> [Task directions]:
When the word "女性問題" shows up in a line of the records below, copy that line.

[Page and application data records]
___

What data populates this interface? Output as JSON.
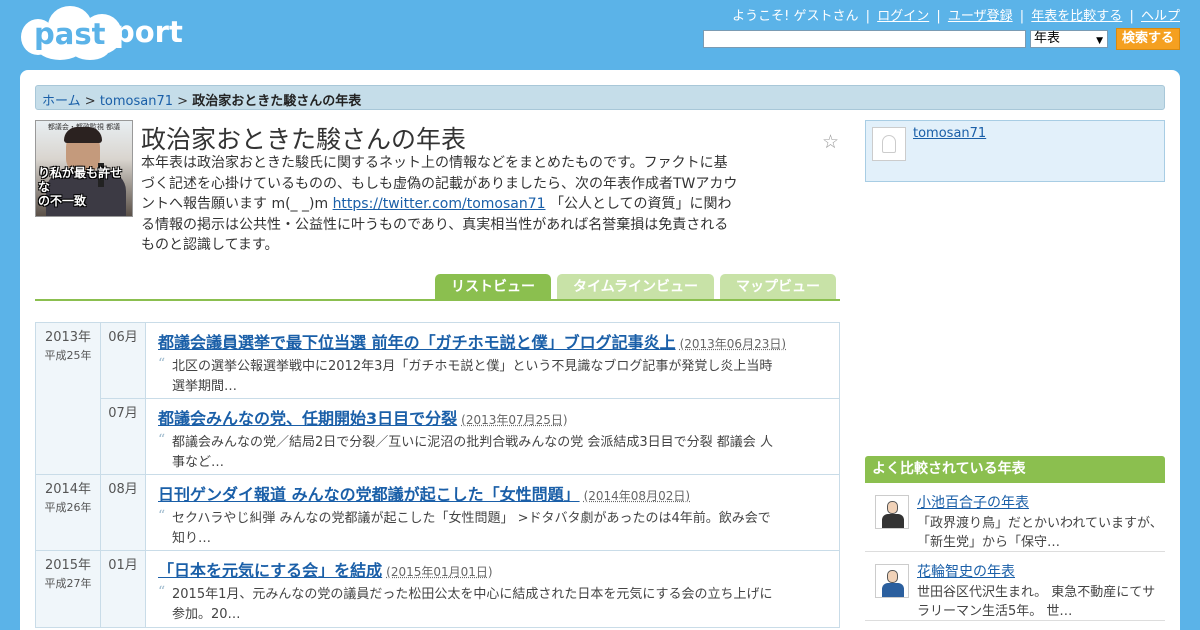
{
  "header": {
    "logo_text": "pastport",
    "welcome": "ようこそ! ゲストさん",
    "links": [
      "ログイン",
      "ユーザ登録",
      "年表を比較する",
      "ヘルプ"
    ],
    "search_value": "",
    "search_type": "年表",
    "search_button": "検索する"
  },
  "breadcrumb": {
    "home": "ホーム",
    "user": "tomosan71",
    "current": "政治家おときた駿さんの年表",
    "separator": ">"
  },
  "profile": {
    "photo_caption": "り私が最も許せな\nの不一致",
    "photo_topcap": "都議会・都政監視 都議"
  },
  "page": {
    "title": "政治家おときた駿さんの年表",
    "description_before": "本年表は政治家おときた駿氏に関するネット上の情報などをまとめたものです。ファクトに基づく記述を心掛けているものの、もしも虚偽の記載がありましたら、次の年表作成者TWアカウントへ報告願います m(_ _)m ",
    "description_link": "https://twitter.com/tomosan71",
    "description_after": " 「公人としての資質」に関わる情報の掲示は公共性・公益性に叶うものであり、真実相当性があれば名誉棄損は免責されるものと認識してます。"
  },
  "tabs": [
    {
      "label": "リストビュー",
      "active": true
    },
    {
      "label": "タイムラインビュー",
      "active": false
    },
    {
      "label": "マップビュー",
      "active": false
    }
  ],
  "timeline": [
    {
      "year": "2013年",
      "era": "平成25年",
      "months": [
        {
          "month": "06月",
          "title": "都議会議員選挙で最下位当選 前年の「ガチホモ説と僕」ブログ記事炎上",
          "date": "(2013年06月23日)",
          "desc": "北区の選挙公報選挙戦中に2012年3月「ガチホモ説と僕」という不見識なブログ記事が発覚し炎上当時選挙期間…"
        },
        {
          "month": "07月",
          "title": "都議会みんなの党、任期開始3日目で分裂",
          "date": "(2013年07月25日)",
          "desc": "都議会みんなの党／結局2日で分裂／互いに泥沼の批判合戦みんなの党 会派結成3日目で分裂 都議会 人事など…"
        }
      ]
    },
    {
      "year": "2014年",
      "era": "平成26年",
      "months": [
        {
          "month": "08月",
          "title": "日刊ゲンダイ報道 みんなの党都議が起こした「女性問題」",
          "date": "(2014年08月02日)",
          "desc": "セクハラやじ糾弾 みんなの党都議が起こした「女性問題」 >ドタバタ劇があったのは4年前。飲み会で知り…"
        }
      ]
    },
    {
      "year": "2015年",
      "era": "平成27年",
      "months": [
        {
          "month": "01月",
          "title": "「日本を元気にする会」を結成",
          "date": "(2015年01月01日)",
          "desc": "2015年1月、元みんなの党の議員だった松田公太を中心に結成された日本を元気にする会の立ち上げに参加。20…"
        }
      ]
    }
  ],
  "sidebar": {
    "user_name": "tomosan71",
    "popular_heading": "よく比較されている年表",
    "popular": [
      {
        "title": "小池百合子の年表",
        "desc": "「政界渡り鳥」だとかいわれていますが、「新生党」から「保守…"
      },
      {
        "title": "花輪智史の年表",
        "desc": "世田谷区代沢生まれ。 東急不動産にてサラリーマン生活5年。 世…"
      }
    ]
  },
  "icons": {
    "star": "star-icon",
    "quote": "quote-icon",
    "dropdown": "chevron-down-icon"
  },
  "colors": {
    "background": "#5bb3e8",
    "accent_green": "#8bbf4f",
    "search_button": "#f5a020",
    "link": "#1a5fa8"
  }
}
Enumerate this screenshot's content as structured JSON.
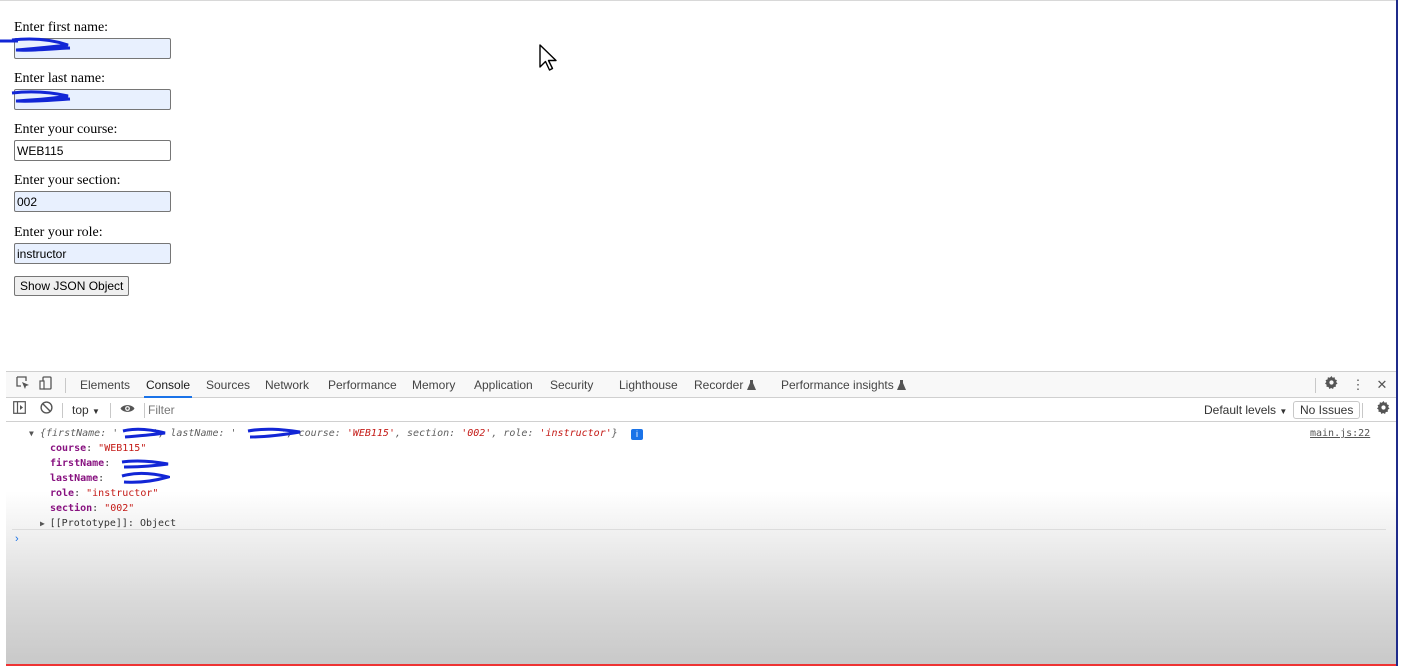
{
  "form": {
    "first_name_label": "Enter first name:",
    "first_name_value": "",
    "last_name_label": "Enter last name:",
    "last_name_value": "",
    "course_label": "Enter your course:",
    "course_value": "WEB115",
    "section_label": "Enter your section:",
    "section_value": "002",
    "role_label": "Enter your role:",
    "role_value": "instructor",
    "show_button_label": "Show JSON Object"
  },
  "devtools": {
    "tabs": [
      "Elements",
      "Console",
      "Sources",
      "Network",
      "Performance",
      "Memory",
      "Application",
      "Security",
      "Lighthouse",
      "Recorder",
      "Performance insights"
    ],
    "active_tab": "Console",
    "toolbar": {
      "context": "top",
      "filter_placeholder": "Filter",
      "default_levels": "Default levels",
      "no_issues": "No Issues"
    },
    "console_log": {
      "source_link": "main.js:22",
      "summary": {
        "open": "{firstName: '",
        "mid1": "', lastName: '",
        "mid2": "', course: ",
        "course": "'WEB115'",
        "section_key": ", section: ",
        "section": "'002'",
        "role_key": ", role: ",
        "role": "'instructor'",
        "close": "}"
      },
      "properties": [
        {
          "key": "course",
          "value": "\"WEB115\""
        },
        {
          "key": "firstName",
          "value": ""
        },
        {
          "key": "lastName",
          "value": ""
        },
        {
          "key": "role",
          "value": "\"instructor\""
        },
        {
          "key": "section",
          "value": "\"002\""
        }
      ],
      "prototype_label": "[[Prototype]]",
      "prototype_value": "Object"
    }
  },
  "colors": {
    "autofill_bg": "#e8f0fe",
    "active_tab_underline": "#1a73e8",
    "string_value": "#c41a16",
    "property_key": "#881280",
    "scribble": "#1226d6"
  },
  "icons": [
    "inspect-element-icon",
    "device-toolbar-icon",
    "sidebar-toggle-icon",
    "clear-console-icon",
    "eye-icon",
    "gear-icon",
    "more-vert-icon",
    "close-icon",
    "flask-icon",
    "mouse-cursor-icon",
    "info-icon"
  ]
}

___

> [Task result]:
          "title": "日刊ゲンダイ報道 みんなの党都議が起こした「女性問題」",
          "desc": "セクハラやじ糾弾 みんなの党都議が起こした「女性問題」 >ドタバタ劇があったのは4年前。飲み会で知り…"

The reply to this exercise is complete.